SAN FRANCISCO — Facebook began allowing people to use the photo-sharing app Instagram and the messaging app Messenger to communicate with each other on Wednesday, as part of a planned integration of the social network’s major messaging applications.
With the changes, people who use Instagram can now send photo, video or text messages to those who use Facebook Messenger, and vice versa. The two apps had operated separately, with no direct communication between them. Facebook said it would also add roughly 10 features to Instagram that were previously exclusive to Messenger, such as group video watch sessions, an ephemeral messaging mode and “selfie stickers.”
Mark Zuckerberg, Facebook’s chief executive, announced last year that he planned to knit together the company’s three messaging apps, Messenger, Instagram and WhatsApp, noting that more people were communicating privately online.

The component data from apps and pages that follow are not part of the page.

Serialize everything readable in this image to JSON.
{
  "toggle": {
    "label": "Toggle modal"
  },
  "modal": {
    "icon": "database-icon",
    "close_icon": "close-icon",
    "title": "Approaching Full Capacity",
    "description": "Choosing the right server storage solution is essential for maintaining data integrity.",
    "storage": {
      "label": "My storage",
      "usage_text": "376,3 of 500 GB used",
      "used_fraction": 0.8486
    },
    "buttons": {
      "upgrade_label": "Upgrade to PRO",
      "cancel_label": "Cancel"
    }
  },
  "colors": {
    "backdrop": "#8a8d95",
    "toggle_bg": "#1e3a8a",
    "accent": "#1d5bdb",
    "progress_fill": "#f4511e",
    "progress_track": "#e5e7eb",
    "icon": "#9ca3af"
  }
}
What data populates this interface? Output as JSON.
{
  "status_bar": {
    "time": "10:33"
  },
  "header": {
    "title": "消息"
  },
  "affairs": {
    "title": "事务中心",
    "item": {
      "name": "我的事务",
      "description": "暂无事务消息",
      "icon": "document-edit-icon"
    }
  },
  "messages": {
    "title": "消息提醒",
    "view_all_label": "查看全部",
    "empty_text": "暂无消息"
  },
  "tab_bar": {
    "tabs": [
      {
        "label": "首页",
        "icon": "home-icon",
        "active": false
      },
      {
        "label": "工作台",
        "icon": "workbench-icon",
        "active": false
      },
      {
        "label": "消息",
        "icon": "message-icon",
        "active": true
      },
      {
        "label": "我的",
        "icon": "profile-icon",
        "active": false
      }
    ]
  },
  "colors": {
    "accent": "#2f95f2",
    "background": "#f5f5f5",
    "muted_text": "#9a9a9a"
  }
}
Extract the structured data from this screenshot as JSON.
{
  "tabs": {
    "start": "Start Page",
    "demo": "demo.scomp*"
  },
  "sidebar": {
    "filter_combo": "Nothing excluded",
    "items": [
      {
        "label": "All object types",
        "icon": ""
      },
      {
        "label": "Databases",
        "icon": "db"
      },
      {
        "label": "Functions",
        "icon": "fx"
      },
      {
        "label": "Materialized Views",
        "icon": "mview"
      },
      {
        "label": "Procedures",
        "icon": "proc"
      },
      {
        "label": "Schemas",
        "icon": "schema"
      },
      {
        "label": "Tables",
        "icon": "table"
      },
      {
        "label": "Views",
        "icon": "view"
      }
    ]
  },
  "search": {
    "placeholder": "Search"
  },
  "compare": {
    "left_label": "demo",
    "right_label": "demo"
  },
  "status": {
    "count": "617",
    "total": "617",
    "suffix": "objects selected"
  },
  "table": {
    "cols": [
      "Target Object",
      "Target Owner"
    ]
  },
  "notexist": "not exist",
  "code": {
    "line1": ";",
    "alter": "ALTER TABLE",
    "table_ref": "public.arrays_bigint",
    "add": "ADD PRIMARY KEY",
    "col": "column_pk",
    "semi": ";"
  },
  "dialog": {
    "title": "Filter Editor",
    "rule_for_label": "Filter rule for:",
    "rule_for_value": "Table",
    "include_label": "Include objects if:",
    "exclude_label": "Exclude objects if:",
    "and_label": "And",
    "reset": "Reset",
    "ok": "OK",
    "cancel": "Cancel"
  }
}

That’s a marked difference from the early days of Facebook, when users publicly posted to their digital “walls.”
“We’re basically giving people the ability to do something they all want to do across apps,” said Stan Chudnovsky, vice president of Messenger at Facebook, in an interview.
More than 100 billion messages are sent across Facebook’s family of apps every day, Mr. Chudnovsky said. That far surpasses the roughly 24 billion SMS text messages exchanged daily on mobile carriers at their peak around 2015.
Lawmakers and regulators have expressed concerns that Mr. Zuckerberg’s integration plan is part of a strategy to keep authorities from breaking Facebook apart. The company is under intense antitrust scrutiny, especially over its acquisitions of smaller rivals over the years; its critics have argued that Facebook essentially neutralized competitive threats. Last month, Mr. Zuckerberg answered questions under oath as part of a Federal Trade Commission inquiry into whether Facebook had broken antitrust laws.
The opportunity in messaging is enormous. Much of the